Sparling, C.E., Georges J.Y., Gallon S.L., Fedak M.A. & Thompson D. (2007). Animal Behaviour. 74:207-218.

How fast does a seal swim?
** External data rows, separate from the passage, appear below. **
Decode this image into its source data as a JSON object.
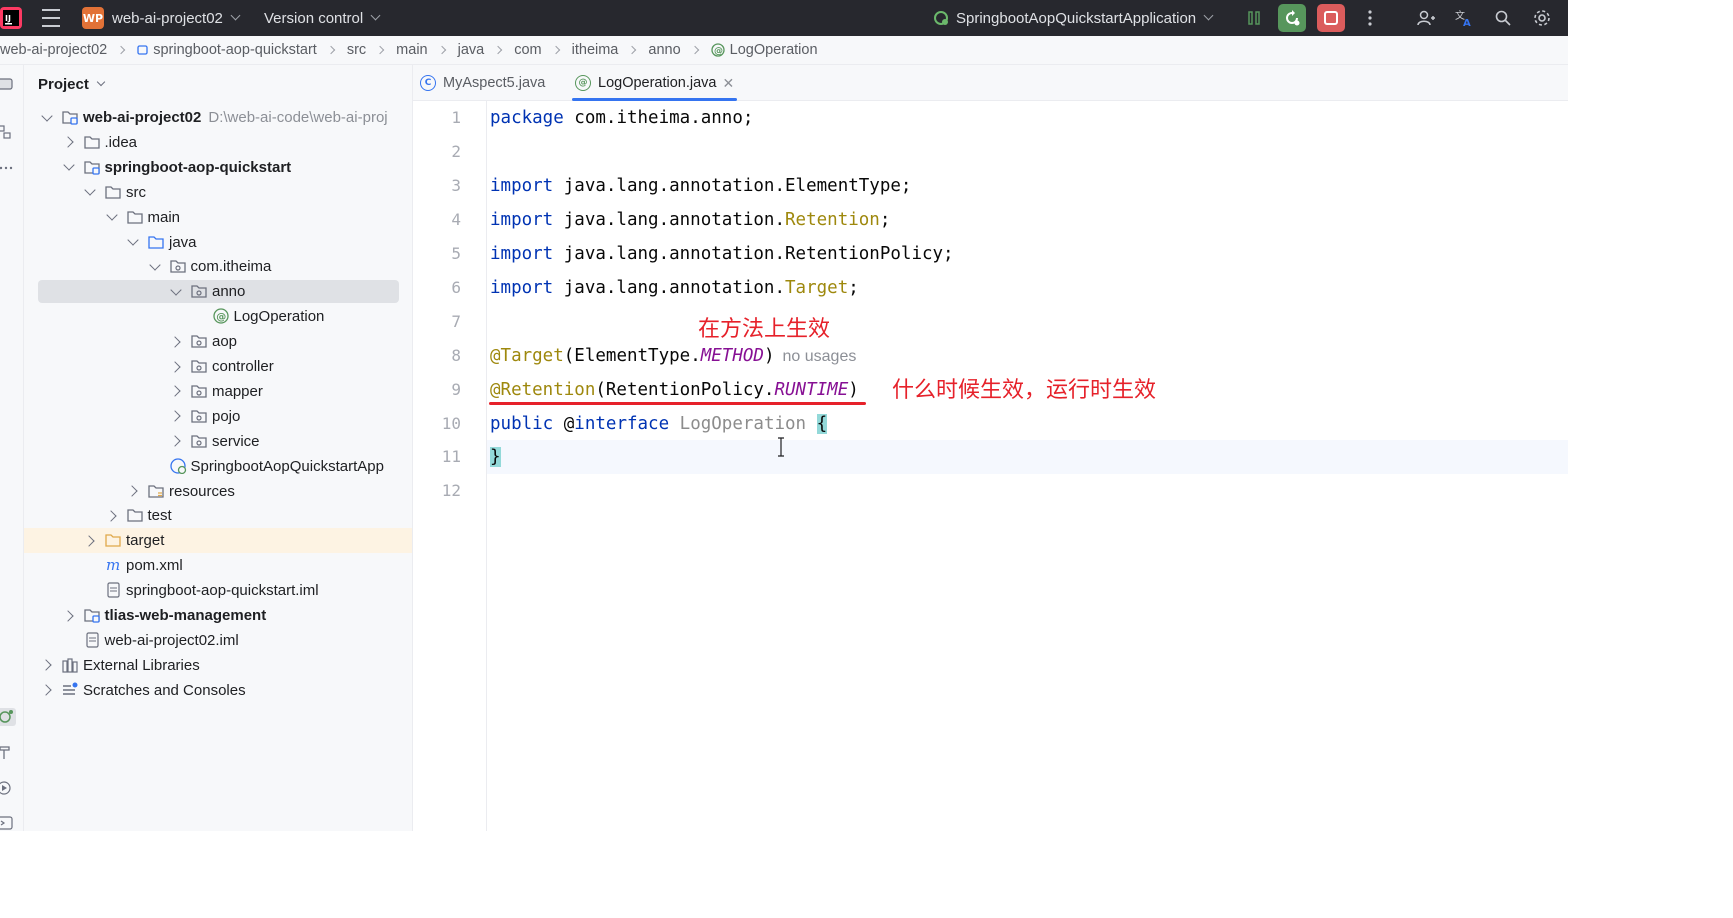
{
  "titlebar": {
    "project_badge": "WP",
    "project_name": "web-ai-project02",
    "vcs_label": "Version control",
    "run_config": "SpringbootAopQuickstartApplication"
  },
  "breadcrumb": [
    "web-ai-project02",
    "springboot-aop-quickstart",
    "src",
    "main",
    "java",
    "com",
    "itheima",
    "anno",
    "LogOperation"
  ],
  "project_panel": {
    "title": "Project",
    "tree": [
      {
        "label": "web-ai-project02",
        "hint": "D:\\web-ai-code\\web-ai-proj",
        "bold": true,
        "icon": "module-folder-icon",
        "arrow": "down"
      },
      {
        "label": ".idea",
        "icon": "folder-icon",
        "arrow": "right"
      },
      {
        "label": "springboot-aop-quickstart",
        "bold": true,
        "icon": "module-folder-icon",
        "arrow": "down"
      },
      {
        "label": "src",
        "icon": "folder-icon",
        "arrow": "down"
      },
      {
        "label": "main",
        "icon": "folder-icon",
        "arrow": "down"
      },
      {
        "label": "java",
        "icon": "source-folder-icon",
        "arrow": "down"
      },
      {
        "label": "com.itheima",
        "icon": "package-icon",
        "arrow": "down"
      },
      {
        "label": "anno",
        "icon": "package-icon",
        "arrow": "down",
        "selected": true
      },
      {
        "label": "LogOperation",
        "icon": "annotation-icon"
      },
      {
        "label": "aop",
        "icon": "package-icon",
        "arrow": "right"
      },
      {
        "label": "controller",
        "icon": "package-icon",
        "arrow": "right"
      },
      {
        "label": "mapper",
        "icon": "package-icon",
        "arrow": "right"
      },
      {
        "label": "pojo",
        "icon": "package-icon",
        "arrow": "right"
      },
      {
        "label": "service",
        "icon": "package-icon",
        "arrow": "right"
      },
      {
        "label": "SpringbootAopQuickstartApp",
        "icon": "spring-class-icon"
      },
      {
        "label": "resources",
        "icon": "resources-folder-icon",
        "arrow": "right"
      },
      {
        "label": "test",
        "icon": "folder-icon",
        "arrow": "right"
      },
      {
        "label": "target",
        "icon": "excluded-folder-icon",
        "arrow": "right",
        "highlight": true
      },
      {
        "label": "pom.xml",
        "icon": "maven-icon"
      },
      {
        "label": "springboot-aop-quickstart.iml",
        "icon": "file-icon"
      },
      {
        "label": "tlias-web-management",
        "bold": true,
        "icon": "module-folder-icon",
        "arrow": "right"
      },
      {
        "label": "web-ai-project02.iml",
        "icon": "file-icon"
      },
      {
        "label": "External Libraries",
        "icon": "library-icon",
        "arrow": "right"
      },
      {
        "label": "Scratches and Consoles",
        "icon": "scratches-icon",
        "arrow": "right"
      }
    ]
  },
  "tabs": [
    {
      "label": "MyAspect5.java",
      "icon": "C"
    },
    {
      "label": "LogOperation.java",
      "icon": "@",
      "active": true
    }
  ],
  "editor": {
    "line_numbers": [
      "1",
      "2",
      "3",
      "4",
      "5",
      "6",
      "7",
      "8",
      "9",
      "10",
      "11",
      "12"
    ],
    "code": {
      "l1_kw": "package",
      "l1_rest": " com.itheima.anno;",
      "l3_kw": "import",
      "l3_rest": " java.lang.annotation.ElementType;",
      "l4_kw": "import",
      "l4_rest": " java.lang.annotation.",
      "l4_ann": "Retention",
      "l4_end": ";",
      "l5_kw": "import",
      "l5_rest": " java.lang.annotation.RetentionPolicy;",
      "l6_kw": "import",
      "l6_rest": " java.lang.annotation.",
      "l6_ann": "Target",
      "l6_end": ";",
      "l8_ann": "@Target",
      "l8_open": "(ElementType.",
      "l8_enum": "METHOD",
      "l8_close": ")",
      "l8_hint": "no usages",
      "l9_ann": "@Retention",
      "l9_open": "(RetentionPolicy.",
      "l9_enum": "RUNTIME",
      "l9_close": ")",
      "l10_kw": "public",
      "l10_at": " @",
      "l10_kw2": "interface",
      "l10_name": " LogOperation ",
      "l10_brace": "{",
      "l11_brace": "}"
    },
    "annotations": {
      "method_note": "在方法上生效",
      "runtime_note": "什么时候生效，运行时生效"
    }
  }
}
Variations in swimming behaviour under differing foraging conditions.
   Gallon S.L., Sparling C.E., Georges J.Y., Fedak M.A., Biuw M., Thompson D. (2007) Journal of Experimental Biology. 210(18):3285-94.


Robust digestion and passage rate estimates for hard parts of grey seal (Halichoerus grypus) prey.  
S. Hammond, Philip & Grellier, Kate. (2006). Canadian Journal of Fisheries and Aquatic Sciences. 63. 1982-1998. 10.1139/f06-092.

Feeding method affects otolith digestion in captive gray seals: Implications for diet composition estimation.   
Grellier, K & S. Hammond, P. (2006). Marine Mammal Science. 21. 296 – 306. 10.1111/j.1748-7692.2005.tb01229.x.

Seasonal variation in the metabolic rate and body composition of female grey seals: fat conservation prior to high-cost reproduction in a capital breeder? 
Sparling, C.E.,Speakman, J.R. & Fedak M.A. (2006) Journal of Comparative Physiology B, 176(6)505-512


The metabolic rate of captive grey seals during voluntary diving.
   Sparling C.E. & Fedak M.A. (2004). Journal of Experimental Biology. 207 1615-1624


Carol E. Sparling, PhD Thesis (2003)



+44 (0)1334 463472



If you are interested in using this facility for a project, please send an email to